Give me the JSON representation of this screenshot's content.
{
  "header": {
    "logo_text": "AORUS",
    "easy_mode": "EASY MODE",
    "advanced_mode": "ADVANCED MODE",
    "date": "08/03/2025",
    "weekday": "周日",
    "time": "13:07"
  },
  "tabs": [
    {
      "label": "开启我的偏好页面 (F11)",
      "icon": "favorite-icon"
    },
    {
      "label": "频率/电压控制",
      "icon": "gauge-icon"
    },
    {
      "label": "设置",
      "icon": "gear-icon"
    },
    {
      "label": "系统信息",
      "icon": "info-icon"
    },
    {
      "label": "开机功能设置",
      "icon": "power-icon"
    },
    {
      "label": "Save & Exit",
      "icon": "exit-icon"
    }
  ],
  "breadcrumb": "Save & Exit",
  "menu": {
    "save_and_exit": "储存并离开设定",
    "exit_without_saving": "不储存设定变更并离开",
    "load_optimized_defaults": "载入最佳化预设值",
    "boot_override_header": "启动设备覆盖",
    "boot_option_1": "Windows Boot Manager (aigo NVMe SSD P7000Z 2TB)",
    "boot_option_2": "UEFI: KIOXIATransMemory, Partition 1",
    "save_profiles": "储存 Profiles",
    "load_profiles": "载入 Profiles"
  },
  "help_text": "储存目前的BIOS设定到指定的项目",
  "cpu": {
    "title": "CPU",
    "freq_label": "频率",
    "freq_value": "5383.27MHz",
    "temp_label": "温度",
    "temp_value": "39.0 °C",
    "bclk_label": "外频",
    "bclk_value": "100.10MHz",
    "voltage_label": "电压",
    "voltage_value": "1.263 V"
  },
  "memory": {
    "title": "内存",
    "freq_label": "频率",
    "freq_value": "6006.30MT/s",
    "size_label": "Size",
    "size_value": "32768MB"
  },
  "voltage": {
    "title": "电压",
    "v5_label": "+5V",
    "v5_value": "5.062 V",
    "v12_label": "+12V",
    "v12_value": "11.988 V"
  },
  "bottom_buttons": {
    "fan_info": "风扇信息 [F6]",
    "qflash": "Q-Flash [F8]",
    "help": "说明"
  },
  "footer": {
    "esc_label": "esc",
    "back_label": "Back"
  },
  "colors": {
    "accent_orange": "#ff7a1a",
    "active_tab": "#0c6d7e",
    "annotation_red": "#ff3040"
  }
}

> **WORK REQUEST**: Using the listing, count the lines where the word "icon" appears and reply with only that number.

> **EXERCISE RESULT**: 6